Pop away your Monopoly counters and shelf the tiddlywinks; this film is like a real life Cluedo with black comedy attached around mostly every corner.
Competitive husband and wife Max and Annie (Jason Bateman and Rachel McAdams) regularly host weekend game nights with four of their friends, but now that Max’s brother Brooks (Kyle Chandler) is on the scene, game night is stepped up a notch with a murder mystery theme that suddenly gets out of hand and very very real.
A lot of the fun within this movie comes from the joyful irony, with us knowing the kidnap and subsequent dramatics are in fact not part of the game that the group thinks it is. This is stretched to the right point as the film goes on because obviously at some point the pals need to realise they’re wrapped up in something much bigger, but twists and turns come into effect to throw us a curve-ball also.
John Francis Daley and Jonathan Goldstein team up again after joint screenwriting credits for features like ‘Horrible Bosses’ & ‘Vacation’. These two inject a palpable level of energy to the film and with a neat and fairly clever script from Mark Perez, you get a cool spin on a comedy with moments of almost ingenious game inspired hi-jinks. It says something that a film like this actually keeps you hooked because it so easily could have fallen with unmemorable ease like a stray die behind the sofa.

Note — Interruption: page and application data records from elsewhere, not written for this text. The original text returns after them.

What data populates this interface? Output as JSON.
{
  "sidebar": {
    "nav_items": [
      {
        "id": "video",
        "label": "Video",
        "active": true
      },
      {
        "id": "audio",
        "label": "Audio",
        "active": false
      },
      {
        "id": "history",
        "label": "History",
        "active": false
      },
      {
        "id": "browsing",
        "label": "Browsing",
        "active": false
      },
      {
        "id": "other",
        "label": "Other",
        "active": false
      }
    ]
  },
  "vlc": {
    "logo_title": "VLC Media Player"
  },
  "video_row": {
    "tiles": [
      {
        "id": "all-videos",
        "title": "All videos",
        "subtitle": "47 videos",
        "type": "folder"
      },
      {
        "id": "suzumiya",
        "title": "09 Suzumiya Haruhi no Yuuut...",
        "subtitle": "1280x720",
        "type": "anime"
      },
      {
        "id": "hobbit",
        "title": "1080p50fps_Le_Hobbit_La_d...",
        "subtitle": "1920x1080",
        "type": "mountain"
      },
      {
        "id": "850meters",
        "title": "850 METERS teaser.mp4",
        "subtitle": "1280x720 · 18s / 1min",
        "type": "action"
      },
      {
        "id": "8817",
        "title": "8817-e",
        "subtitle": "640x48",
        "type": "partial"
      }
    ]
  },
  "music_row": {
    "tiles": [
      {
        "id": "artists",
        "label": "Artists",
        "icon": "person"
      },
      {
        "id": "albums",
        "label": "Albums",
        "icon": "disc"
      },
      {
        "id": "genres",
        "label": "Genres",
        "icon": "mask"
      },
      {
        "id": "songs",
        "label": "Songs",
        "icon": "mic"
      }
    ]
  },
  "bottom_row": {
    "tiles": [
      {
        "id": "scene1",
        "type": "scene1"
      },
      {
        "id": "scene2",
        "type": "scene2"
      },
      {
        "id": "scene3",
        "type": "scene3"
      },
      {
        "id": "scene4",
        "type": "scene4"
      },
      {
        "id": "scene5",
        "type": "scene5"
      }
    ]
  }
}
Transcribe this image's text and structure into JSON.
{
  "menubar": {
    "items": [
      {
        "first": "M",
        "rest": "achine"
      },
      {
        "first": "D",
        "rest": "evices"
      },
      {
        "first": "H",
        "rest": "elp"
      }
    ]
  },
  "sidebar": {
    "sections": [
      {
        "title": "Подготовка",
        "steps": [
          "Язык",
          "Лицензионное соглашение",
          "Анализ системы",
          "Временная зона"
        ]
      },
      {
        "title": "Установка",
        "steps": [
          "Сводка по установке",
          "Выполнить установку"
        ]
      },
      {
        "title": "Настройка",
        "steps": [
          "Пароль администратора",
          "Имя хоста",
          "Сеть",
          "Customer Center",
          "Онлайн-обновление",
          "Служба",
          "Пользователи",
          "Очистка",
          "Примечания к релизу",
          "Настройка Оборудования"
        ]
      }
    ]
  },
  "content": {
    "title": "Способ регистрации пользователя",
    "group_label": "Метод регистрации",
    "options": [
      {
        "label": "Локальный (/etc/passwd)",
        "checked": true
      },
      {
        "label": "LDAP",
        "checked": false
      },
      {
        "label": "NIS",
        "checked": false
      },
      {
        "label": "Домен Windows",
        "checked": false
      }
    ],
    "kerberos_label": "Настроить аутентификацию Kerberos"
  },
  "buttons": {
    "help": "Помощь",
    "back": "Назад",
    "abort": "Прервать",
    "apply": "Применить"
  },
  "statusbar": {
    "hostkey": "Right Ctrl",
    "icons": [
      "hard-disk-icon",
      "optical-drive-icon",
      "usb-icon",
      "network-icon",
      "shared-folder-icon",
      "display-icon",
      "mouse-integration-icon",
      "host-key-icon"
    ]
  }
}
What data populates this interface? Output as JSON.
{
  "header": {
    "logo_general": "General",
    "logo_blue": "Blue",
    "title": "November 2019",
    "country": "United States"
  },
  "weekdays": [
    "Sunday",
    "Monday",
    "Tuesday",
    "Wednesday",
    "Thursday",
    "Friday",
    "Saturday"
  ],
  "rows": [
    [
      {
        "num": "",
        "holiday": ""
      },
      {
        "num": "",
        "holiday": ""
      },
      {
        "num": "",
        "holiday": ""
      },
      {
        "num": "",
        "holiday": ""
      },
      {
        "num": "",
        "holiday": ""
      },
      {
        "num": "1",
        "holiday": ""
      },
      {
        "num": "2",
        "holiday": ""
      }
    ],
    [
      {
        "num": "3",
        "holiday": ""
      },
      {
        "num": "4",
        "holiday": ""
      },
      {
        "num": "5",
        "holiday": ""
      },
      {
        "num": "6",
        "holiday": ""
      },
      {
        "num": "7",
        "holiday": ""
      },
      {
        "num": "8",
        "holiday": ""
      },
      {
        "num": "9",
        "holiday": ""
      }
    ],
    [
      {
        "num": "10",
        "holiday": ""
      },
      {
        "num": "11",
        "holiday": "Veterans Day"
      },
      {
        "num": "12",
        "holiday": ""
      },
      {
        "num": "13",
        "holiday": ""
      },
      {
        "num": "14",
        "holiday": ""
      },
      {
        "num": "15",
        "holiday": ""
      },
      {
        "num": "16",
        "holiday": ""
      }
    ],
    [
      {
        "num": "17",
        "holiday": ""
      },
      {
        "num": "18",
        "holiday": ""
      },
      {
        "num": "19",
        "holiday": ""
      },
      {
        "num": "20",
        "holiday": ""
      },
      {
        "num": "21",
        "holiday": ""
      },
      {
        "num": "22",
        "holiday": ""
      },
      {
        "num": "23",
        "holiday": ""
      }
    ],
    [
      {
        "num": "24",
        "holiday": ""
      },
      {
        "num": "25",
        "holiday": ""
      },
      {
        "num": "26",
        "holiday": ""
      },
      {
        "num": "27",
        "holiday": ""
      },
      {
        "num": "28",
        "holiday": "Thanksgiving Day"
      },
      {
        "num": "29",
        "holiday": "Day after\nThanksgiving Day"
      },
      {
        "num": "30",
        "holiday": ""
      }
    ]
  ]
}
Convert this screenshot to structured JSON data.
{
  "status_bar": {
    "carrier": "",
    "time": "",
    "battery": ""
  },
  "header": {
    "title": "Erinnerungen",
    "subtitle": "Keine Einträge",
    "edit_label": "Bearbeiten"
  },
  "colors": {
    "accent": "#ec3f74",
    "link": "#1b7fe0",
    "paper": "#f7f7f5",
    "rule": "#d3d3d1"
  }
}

There are a lot of American comedies that do end up being unfunny and highly predictable, gladly this is an example against that. The trailer does show off some of the funnier ideas but there’s still a good amount of comedic moments left to enjoy. The soundtrack adds a weighty energetic punch to proceedings and a cool ‘Birdman’-esque tracking shot following American Football style Faberge egg tactics is thoroughly entertaining, as is seeing Charades being used in an unlikely situation. The dumb kind of douchebag humour with one of the characters and a ‘Denzel’ cutaway sequence going on for a touch too long are the only sidesteps in what is a well handled comedy.
Bateman and McAdams pair up as a convincing duo obsessed with games and winning. Their relationship chemistry feels believable which goes a long way to help the story feel believable even if it does utilise some crazy antics. Billy Magnussen is the dumb stereotype I mentioned which grates after a while and see ‘Ingrid Goes West’ and ‘Black Mirror – USS Callister’ for further proof. Jesse Plemmons steals it all as the MVP with a creepy nature of stares and robotic vocals. Oh, lastly, I hugely lapped up the glorious cameos from one ‘Westworld’ figure and one TV serial killer.
It may not be an outright hilarious movie but it made me audibly laugh on numerous occasions and the real/game back and forth dynamic is one that keeps the interest peaked.